Anyway, I had an idea: instead of trying to find all of the character strengths throughout a ton of movies – would it be possible to find them all in just one? Therefore, I picked one of my all-time favorites, romantic (Christmas) comedy Love Actually, watched it for the hundredth time (or so…) – but for once, looked through the eyes of the VIA taxonomy. And tadaaa: I was able to spot all of them, even though I have to admit that two or three of the attributions may seem somewhat debatable.

Here´s what I´ve found:

  • Mark displays creativity when having arranged the special version of the Beatles´ “All you need is love” for Juliet and Peter´s wedding.
  • Karen displays perspective and humor when cheering up Daniel as he mourns for departed wife.
  • Mark displays creativity when having arranged the special version of the Beatles´ “All you need is love” for Juliet and Peter´s wedding.
  • Harry the Boss displays social intelligence and leadership when confronting his employee Sarah about her being in love with co-worker Carl.
  • Little Sam displays honesty and bravery when telling his step father Daniel about being in love with Joanna.

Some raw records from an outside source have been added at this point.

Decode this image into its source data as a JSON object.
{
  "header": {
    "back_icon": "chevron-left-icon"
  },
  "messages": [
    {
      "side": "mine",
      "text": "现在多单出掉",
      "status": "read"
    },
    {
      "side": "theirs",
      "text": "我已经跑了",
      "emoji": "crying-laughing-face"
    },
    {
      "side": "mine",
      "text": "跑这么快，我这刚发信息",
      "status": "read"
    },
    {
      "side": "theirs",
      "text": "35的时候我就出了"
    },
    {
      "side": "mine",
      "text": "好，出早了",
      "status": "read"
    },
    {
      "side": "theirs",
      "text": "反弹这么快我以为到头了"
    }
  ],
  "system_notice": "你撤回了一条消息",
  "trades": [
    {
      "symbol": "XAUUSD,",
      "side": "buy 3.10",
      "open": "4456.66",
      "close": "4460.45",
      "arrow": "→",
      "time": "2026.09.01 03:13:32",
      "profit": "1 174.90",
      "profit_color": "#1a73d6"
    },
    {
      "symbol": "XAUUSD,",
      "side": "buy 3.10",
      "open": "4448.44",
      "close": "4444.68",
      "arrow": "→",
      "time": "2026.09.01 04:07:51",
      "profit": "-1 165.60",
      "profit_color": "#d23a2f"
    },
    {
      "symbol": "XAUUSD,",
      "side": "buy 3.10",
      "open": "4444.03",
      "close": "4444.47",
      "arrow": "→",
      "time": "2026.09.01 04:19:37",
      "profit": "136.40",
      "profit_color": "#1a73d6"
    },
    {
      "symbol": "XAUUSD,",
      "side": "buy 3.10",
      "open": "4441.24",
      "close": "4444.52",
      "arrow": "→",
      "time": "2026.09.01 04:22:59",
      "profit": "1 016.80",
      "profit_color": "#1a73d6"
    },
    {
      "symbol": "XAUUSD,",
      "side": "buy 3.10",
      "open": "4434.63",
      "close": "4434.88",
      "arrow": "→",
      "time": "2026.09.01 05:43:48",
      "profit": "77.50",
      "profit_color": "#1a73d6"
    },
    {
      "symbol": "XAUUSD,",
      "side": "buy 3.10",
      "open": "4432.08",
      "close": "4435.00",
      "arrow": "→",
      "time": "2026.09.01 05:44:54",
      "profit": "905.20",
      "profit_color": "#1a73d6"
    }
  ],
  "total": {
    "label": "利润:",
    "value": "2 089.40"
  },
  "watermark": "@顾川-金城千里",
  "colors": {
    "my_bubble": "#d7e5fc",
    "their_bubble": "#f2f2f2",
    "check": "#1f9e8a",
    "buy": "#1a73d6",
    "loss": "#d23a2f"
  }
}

  • Little Sam displays spirituality when he tells his father about how he believes in love and that there’s one true love out there for each and every one of us.
  • Prime Minister David displays humor when he tries to cheer up Natalie after she told him how bad she has been treated by her ex-boyfriend.

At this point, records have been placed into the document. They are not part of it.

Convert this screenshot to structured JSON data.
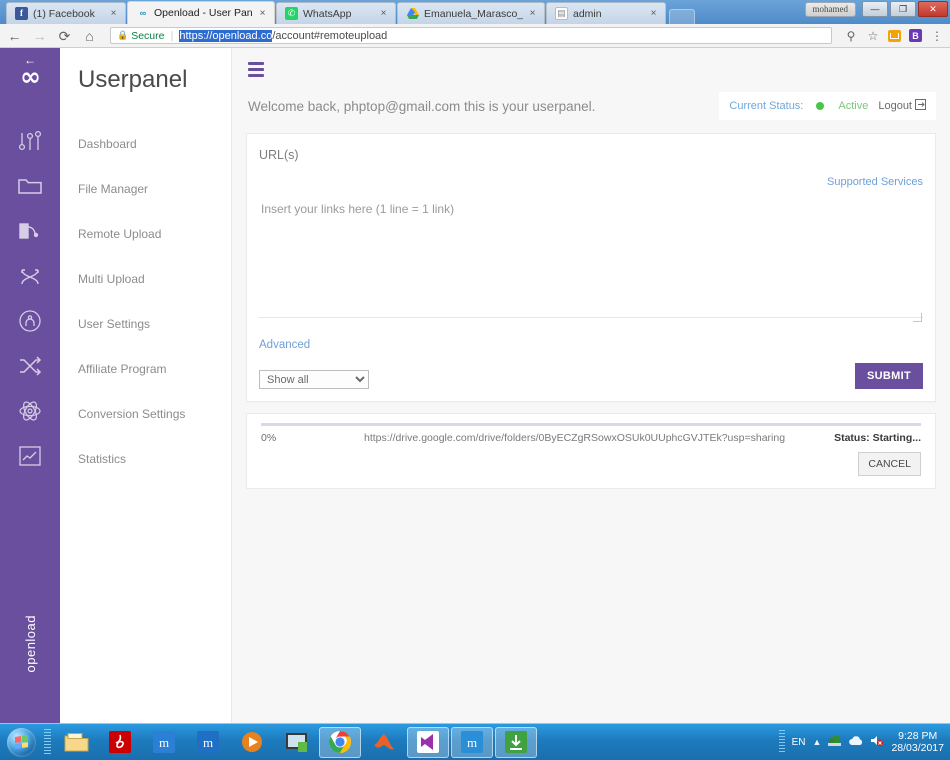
{
  "browser": {
    "window_user": "mohamed",
    "tabs": [
      {
        "title": "(1) Facebook",
        "favicon": "facebook-icon",
        "active": false
      },
      {
        "title": "Openload - User Panel",
        "favicon": "openload-icon",
        "active": true
      },
      {
        "title": "WhatsApp",
        "favicon": "whatsapp-icon",
        "active": false
      },
      {
        "title": "Emanuela_Marasco_sma",
        "favicon": "google-drive-icon",
        "active": false
      },
      {
        "title": "admin",
        "favicon": "document-icon",
        "active": false
      }
    ],
    "tab_close_label": "×",
    "window_controls": {
      "minimize": "—",
      "maximize": "❐",
      "close": "✕"
    },
    "nav": {
      "back": "←",
      "forward": "→",
      "reload": "C",
      "home": "⌂"
    },
    "omnibox": {
      "lock_icon": "lock-icon",
      "secure_label": "Secure",
      "url_selected": "https://openload.co",
      "url_rest": "/account#remoteupload"
    },
    "toolbar_icons": [
      "cast-icon",
      "star-icon",
      "extension-orange-icon",
      "extension-b-icon",
      "menu-dots-icon"
    ]
  },
  "sidebar": {
    "brand": "openload",
    "back_arrow": "←",
    "logo": "∞",
    "icons": [
      "sliders-icon",
      "folder-icon",
      "remote-upload-icon",
      "multi-upload-icon",
      "user-icon",
      "shuffle-icon",
      "atom-icon",
      "chart-icon"
    ]
  },
  "nav_panel": {
    "title": "Userpanel",
    "items": [
      {
        "label": "Dashboard"
      },
      {
        "label": "File Manager"
      },
      {
        "label": "Remote Upload"
      },
      {
        "label": "Multi Upload"
      },
      {
        "label": "User Settings"
      },
      {
        "label": "Affiliate Program"
      },
      {
        "label": "Conversion Settings"
      },
      {
        "label": "Statistics"
      }
    ]
  },
  "header": {
    "hamburger": "menu-icon",
    "welcome": "Welcome back, phptop@gmail.com this is your userpanel.",
    "current_status_label": "Current Status:",
    "status_value": "Active",
    "status_color": "#49c64a",
    "logout_label": "Logout"
  },
  "upload_card": {
    "urls_label": "URL(s)",
    "supported_services": "Supported Services",
    "textarea_placeholder": "Insert your links here (1 line = 1 link)",
    "textarea_value": "",
    "advanced_label": "Advanced",
    "select_value": "Show all",
    "select_options": [
      "Show all"
    ],
    "submit_label": "SUBMIT"
  },
  "progress_card": {
    "percent_label": "0%",
    "percent_value": 0,
    "url": "https://drive.google.com/drive/folders/0ByECZgRSowxOSUk0UUphcGVJTEk?usp=sharing",
    "status_label": "Status: Starting...",
    "cancel_label": "CANCEL"
  },
  "taskbar": {
    "start": "start-orb-icon",
    "buttons": [
      "explorer-icon",
      "adobe-reader-icon",
      "maxthon-icon",
      "maxthon2-icon",
      "media-player-icon",
      "screen-capture-icon",
      "chrome-icon",
      "matlab-icon",
      "visual-studio-icon",
      "maxthon3-icon",
      "downloader-icon"
    ],
    "tray": {
      "language": "EN",
      "show_hidden": "▲",
      "icons": [
        "network-icon",
        "cloud-icon",
        "volume-muted-icon"
      ],
      "time": "9:28 PM",
      "date": "28/03/2017"
    }
  },
  "colors": {
    "brand_purple": "#6a4f9e",
    "accent_blue": "#6f9fd8",
    "status_green": "#49c64a"
  }
}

  • The Prime Minister displays prudence and judgment when, at first, he does not want to confront the U.S. delegation during the meeting with U.K. ministers.
  • The Prime Minister displays leadership, humor, and bravery when confronting the POTUS at the press conference.
  • Jamie displays love of learning and perseverance when trying to learn Portuguese in order to be able to talk to Aurelia.Love Actually - Billy Mack
  • Colin displays zest, curiosity, hope, and bravery when deciding to leave the UK for Wisconsin.
  • Mark displays kindness, great honesty, love, and bravery when meeting Juliet at her house on Christmas Eve to confess his love, but also his approval of her living with Peter. (By the way, this is probably my all-time favorite movie scene).
  • Karen displays self-regulation and judgment when pulling herself together on Christmas Day after having found out Harry has cheated on her – in order not to spoil Christmas for their kids.
  • Sarah displays fairness and (the capacity to) love (and be loved) when spending Christmas together with her mentally ill brother.
  • John displays gratitude after having been kissed by “Just Judy” for the first time.
  • The school orchestra/choir displays teamwork when performing at the Christmas concert.
  • The whole audience displays appreciation of beauty and excellence when witnessing young Joanna sing “All I want for Christmas” at the school’s Christmas celebration.
  • Little Sam displays perseverance, and bravery when running to say good-bye to his love Joanna at the airport.
  • Jamie displays hope, bravery, and love when he leaves his family’s Christmas party to spontaneously board a plane to ask Portuguese housemaid Aurelia to marry him.
  • Billy Mack displays humility and gratitude when deciding to return to Joe, his ugly manager, instead of spending Christmas Eve at Elton John´s party.
  • Karen displays forgiveness when she consolingly welcomes her husband Harry at the airport after he has betrayed her.

What´s your favorite movie – and are you maybe going to see it with different eyes in the future?